Speaking Styles from George Washington to George W. Bush
by Allan Metcalf
FROM GEORGE WASHINGTON'S "ADMINISTRATION" TO GEORGE W. BUSH'S "EMBETTERMENT OF MANKIND"
Perhaps more than anyone else, politicians are what they say and how they say it. In Presidential Voices, language expert Allan Metcalf examines how our presidents have spoken to the American public and how the American public has wanted its presidents to speak.
Drawing from a rich number of sources, Metcalf examines the distinctive words that our presidents have favored (and in many cases invented), along with the regional accents that have livened the Oval Office and resounded from the rostrum. In addition, Metcalf uncovers the hidden influences of speechwriters and of changing public media on how the presidents present themselves to the voters. Metcalf concludes his survey of presidential speech with entertaining linguistic portraits of all 43 presidents.
From Silent Cal to the Great Communicator, Presidential Voices sheds a new and original light on the ways in which our commanders in chief have commanded the language.
George W. Bush
President 2001 -
Purely on merit, his manner of speaking has earned him eminence in this book.

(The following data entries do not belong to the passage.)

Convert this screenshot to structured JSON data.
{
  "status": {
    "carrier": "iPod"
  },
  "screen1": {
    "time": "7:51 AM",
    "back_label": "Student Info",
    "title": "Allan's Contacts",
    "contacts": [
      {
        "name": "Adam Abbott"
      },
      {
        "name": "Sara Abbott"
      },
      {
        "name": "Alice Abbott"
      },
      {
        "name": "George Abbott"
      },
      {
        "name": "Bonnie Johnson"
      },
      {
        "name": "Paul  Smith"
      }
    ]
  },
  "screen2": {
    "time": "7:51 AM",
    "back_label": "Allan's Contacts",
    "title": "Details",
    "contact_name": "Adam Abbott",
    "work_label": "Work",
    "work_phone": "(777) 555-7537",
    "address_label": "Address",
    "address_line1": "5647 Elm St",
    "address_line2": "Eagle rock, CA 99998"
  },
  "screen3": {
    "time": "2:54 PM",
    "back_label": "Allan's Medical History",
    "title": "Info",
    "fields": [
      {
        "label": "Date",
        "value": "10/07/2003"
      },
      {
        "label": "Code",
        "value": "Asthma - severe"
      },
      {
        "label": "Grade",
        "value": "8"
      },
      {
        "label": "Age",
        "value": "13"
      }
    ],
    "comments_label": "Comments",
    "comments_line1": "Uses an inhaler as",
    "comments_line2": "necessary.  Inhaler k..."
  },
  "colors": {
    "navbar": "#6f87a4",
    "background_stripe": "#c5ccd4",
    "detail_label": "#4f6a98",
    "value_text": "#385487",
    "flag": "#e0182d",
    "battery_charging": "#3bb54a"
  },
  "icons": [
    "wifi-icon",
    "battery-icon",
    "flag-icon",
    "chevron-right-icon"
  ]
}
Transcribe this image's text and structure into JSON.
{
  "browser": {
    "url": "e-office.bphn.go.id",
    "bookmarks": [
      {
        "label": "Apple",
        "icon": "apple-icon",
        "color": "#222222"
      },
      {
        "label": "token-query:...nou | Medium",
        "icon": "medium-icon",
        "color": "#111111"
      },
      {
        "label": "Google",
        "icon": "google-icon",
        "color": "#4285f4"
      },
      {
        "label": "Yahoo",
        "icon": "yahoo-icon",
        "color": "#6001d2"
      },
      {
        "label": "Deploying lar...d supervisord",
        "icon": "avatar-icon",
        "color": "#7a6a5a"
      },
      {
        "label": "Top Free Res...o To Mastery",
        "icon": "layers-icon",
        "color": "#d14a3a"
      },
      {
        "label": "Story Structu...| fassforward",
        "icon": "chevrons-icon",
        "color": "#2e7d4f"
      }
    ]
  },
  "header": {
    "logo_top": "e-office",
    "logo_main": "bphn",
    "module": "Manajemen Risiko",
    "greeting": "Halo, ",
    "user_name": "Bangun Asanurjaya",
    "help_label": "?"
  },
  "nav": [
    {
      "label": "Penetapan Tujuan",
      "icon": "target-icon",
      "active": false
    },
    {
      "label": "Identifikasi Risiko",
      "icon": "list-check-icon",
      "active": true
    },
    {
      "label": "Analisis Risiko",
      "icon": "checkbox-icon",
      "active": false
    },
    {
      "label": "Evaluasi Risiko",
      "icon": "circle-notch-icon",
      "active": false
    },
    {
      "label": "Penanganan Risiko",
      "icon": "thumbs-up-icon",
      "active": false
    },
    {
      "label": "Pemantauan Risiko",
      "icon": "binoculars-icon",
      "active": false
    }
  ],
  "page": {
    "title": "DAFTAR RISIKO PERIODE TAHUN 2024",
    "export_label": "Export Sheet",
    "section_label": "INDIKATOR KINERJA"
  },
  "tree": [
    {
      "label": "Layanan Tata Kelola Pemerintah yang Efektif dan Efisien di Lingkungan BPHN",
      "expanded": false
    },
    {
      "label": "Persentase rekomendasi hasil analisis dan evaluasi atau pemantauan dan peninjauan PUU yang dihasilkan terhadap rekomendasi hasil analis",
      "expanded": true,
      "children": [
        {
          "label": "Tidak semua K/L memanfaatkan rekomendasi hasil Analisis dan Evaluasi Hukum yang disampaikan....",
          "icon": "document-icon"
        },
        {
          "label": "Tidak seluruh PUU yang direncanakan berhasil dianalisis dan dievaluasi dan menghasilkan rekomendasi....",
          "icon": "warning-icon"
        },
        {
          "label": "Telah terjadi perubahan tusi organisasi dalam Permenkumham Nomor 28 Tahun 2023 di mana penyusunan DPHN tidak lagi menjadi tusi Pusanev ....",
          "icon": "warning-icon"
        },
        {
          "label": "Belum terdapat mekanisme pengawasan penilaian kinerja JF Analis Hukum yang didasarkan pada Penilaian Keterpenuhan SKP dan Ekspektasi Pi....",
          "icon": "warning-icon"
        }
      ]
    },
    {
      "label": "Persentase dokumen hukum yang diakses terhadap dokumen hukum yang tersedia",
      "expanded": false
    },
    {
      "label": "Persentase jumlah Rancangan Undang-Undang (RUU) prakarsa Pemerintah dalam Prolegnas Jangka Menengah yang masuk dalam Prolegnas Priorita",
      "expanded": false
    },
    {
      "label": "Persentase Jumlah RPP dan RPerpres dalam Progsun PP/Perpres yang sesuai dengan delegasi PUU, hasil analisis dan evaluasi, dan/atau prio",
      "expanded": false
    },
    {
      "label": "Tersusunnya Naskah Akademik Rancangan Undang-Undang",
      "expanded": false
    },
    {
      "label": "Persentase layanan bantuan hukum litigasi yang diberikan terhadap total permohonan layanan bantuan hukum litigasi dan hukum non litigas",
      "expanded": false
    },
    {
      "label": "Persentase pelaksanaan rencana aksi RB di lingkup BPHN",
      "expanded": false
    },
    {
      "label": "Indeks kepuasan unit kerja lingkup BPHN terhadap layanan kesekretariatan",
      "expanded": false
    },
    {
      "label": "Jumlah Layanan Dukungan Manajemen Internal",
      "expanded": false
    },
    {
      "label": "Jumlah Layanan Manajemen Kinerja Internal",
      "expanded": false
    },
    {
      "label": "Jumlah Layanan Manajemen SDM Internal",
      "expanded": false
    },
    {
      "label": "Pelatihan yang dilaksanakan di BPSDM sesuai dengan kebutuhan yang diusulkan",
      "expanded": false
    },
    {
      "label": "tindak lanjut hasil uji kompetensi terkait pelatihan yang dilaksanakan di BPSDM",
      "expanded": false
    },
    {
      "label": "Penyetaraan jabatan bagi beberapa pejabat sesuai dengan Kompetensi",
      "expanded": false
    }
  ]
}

As a presidential blunderer, he's in a class of his own, as chapter 6 explains. And as a presidential neologist (chapter 7), he's in a class with Thomas Jefferson-Jefferson at the head of the class and Bush at the back, to be sure, but the same class nevertheless. What he shares with Jefferson is the unusual ability to be comfortable with new words, indeed to relish them. The difference is that Jefferson coined them consciously and conscientiously.